WHAT THE EXERCISE ASKS: In this exercise, write out the data word for word and leave every image out.

RECORDS FOR PROCESSING:
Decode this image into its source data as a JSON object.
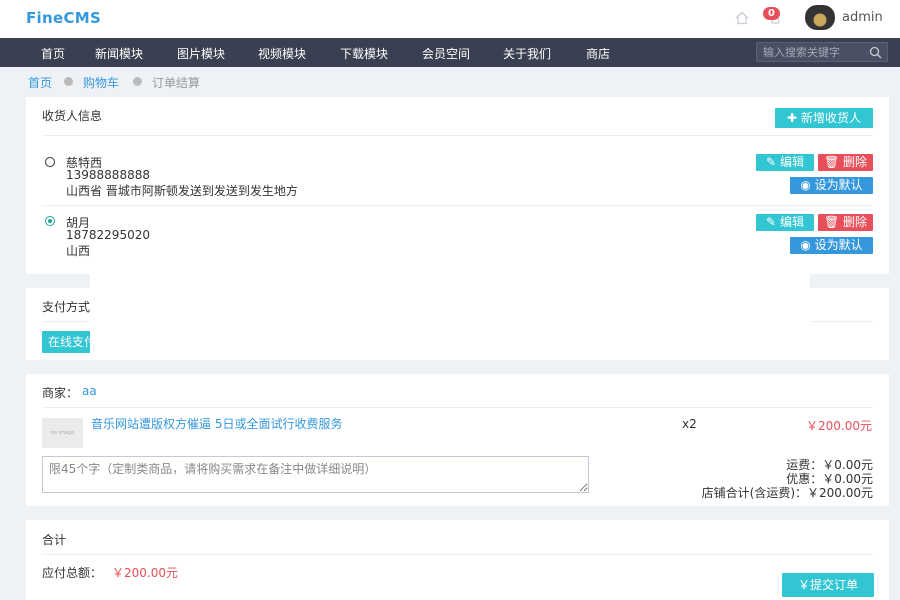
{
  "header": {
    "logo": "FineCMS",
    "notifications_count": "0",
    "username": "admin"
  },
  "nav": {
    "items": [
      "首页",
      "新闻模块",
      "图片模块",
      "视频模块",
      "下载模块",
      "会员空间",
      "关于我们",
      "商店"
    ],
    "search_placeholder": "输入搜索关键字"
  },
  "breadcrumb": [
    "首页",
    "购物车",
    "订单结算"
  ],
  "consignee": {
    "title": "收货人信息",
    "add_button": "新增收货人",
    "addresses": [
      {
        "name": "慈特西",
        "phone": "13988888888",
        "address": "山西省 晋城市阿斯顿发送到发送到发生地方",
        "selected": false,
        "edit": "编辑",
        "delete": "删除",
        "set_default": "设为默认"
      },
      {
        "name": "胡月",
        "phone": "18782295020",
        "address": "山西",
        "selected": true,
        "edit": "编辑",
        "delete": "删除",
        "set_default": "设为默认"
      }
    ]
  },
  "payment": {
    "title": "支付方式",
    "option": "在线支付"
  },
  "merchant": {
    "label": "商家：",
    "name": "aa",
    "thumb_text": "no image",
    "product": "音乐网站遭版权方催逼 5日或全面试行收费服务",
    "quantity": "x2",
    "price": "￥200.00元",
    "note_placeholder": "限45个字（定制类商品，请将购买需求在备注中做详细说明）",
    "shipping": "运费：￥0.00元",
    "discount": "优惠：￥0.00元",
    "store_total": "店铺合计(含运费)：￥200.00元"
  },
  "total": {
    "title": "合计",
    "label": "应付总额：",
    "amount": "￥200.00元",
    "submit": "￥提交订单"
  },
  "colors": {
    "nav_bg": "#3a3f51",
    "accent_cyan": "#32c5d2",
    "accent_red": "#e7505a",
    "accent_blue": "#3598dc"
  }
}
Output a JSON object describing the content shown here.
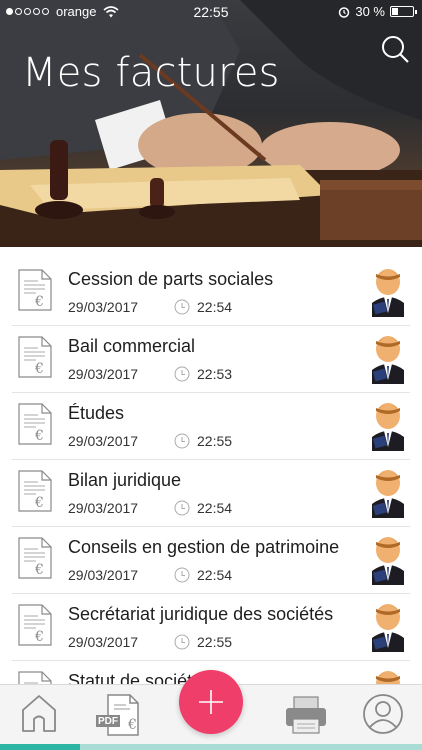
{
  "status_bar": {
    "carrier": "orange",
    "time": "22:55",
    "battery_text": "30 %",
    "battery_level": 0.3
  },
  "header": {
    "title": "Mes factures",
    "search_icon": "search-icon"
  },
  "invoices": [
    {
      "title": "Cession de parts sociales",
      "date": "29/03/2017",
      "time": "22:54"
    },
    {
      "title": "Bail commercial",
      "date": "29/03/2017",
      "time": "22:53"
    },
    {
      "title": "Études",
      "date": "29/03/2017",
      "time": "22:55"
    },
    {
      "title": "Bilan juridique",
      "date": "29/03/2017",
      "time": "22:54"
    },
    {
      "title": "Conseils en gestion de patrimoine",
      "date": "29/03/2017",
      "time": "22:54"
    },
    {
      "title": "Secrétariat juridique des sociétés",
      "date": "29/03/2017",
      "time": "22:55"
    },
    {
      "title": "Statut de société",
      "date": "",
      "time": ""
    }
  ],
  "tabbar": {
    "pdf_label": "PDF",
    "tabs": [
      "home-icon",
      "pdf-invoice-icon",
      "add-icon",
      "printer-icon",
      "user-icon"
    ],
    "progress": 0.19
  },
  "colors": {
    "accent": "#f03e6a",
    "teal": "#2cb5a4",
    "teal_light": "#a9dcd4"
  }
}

RESPONSE TO THE TASK:
Decode this image into its source data as a JSON object.
{
  "header": {
    "logo": "FineCMS",
    "notifications_count": "0",
    "username": "admin"
  },
  "nav": {
    "items": [
      "首页",
      "新闻模块",
      "图片模块",
      "视频模块",
      "下载模块",
      "会员空间",
      "关于我们",
      "商店"
    ],
    "search_placeholder": "输入搜索关键字"
  },
  "breadcrumb": [
    "首页",
    "购物车",
    "订单结算"
  ],
  "consignee": {
    "title": "收货人信息",
    "add_button": "新增收货人",
    "addresses": [
      {
        "name": "慈特西",
        "phone": "13988888888",
        "address": "山西省 晋城市阿斯顿发送到发送到发生地方",
        "selected": false,
        "edit": "编辑",
        "delete": "删除",
        "set_default": "设为默认"
      },
      {
        "name": "胡月",
        "phone": "18782295020",
        "address": "山西",
        "selected": true,
        "edit": "编辑",
        "delete": "删除",
        "set_default": "设为默认"
      }
    ]
  },
  "payment": {
    "title": "支付方式",
    "option": "在线支付"
  },
  "merchant": {
    "label": "商家：",
    "name": "aa",
    "thumb_text": "no image",
    "product": "音乐网站遭版权方催逼 5日或全面试行收费服务",
    "quantity": "x2",
    "price": "￥200.00元",
    "note_placeholder": "限45个字（定制类商品，请将购买需求在备注中做详细说明）",
    "shipping": "运费：￥0.00元",
    "discount": "优惠：￥0.00元",
    "store_total": "店铺合计(含运费)：￥200.00元"
  },
  "total": {
    "title": "合计",
    "label": "应付总额：",
    "amount": "￥200.00元",
    "submit": "￥提交订单"
  },
  "colors": {
    "nav_bg": "#3a3f51",
    "accent_cyan": "#32c5d2",
    "accent_red": "#e7505a",
    "accent_blue": "#3598dc"
  }
}
Output a JSON object describing the content shown here.
{
  "status_bar": {
    "carrier": "orange",
    "time": "22:55",
    "battery_text": "30 %",
    "battery_level": 0.3
  },
  "header": {
    "title": "Mes factures",
    "search_icon": "search-icon"
  },
  "invoices": [
    {
      "title": "Cession de parts sociales",
      "date": "29/03/2017",
      "time": "22:54"
    },
    {
      "title": "Bail commercial",
      "date": "29/03/2017",
      "time": "22:53"
    },
    {
      "title": "Études",
      "date": "29/03/2017",
      "time": "22:55"
    },
    {
      "title": "Bilan juridique",
      "date": "29/03/2017",
      "time": "22:54"
    },
    {
      "title": "Conseils en gestion de patrimoine",
      "date": "29/03/2017",
      "time": "22:54"
    },
    {
      "title": "Secrétariat juridique des sociétés",
      "date": "29/03/2017",
      "time": "22:55"
    },
    {
      "title": "Statut de société",
      "date": "",
      "time": ""
    }
  ],
  "tabbar": {
    "pdf_label": "PDF",
    "tabs": [
      "home-icon",
      "pdf-invoice-icon",
      "add-icon",
      "printer-icon",
      "user-icon"
    ],
    "progress": 0.19
  },
  "colors": {
    "accent": "#f03e6a",
    "teal": "#2cb5a4",
    "teal_light": "#a9dcd4"
  }
}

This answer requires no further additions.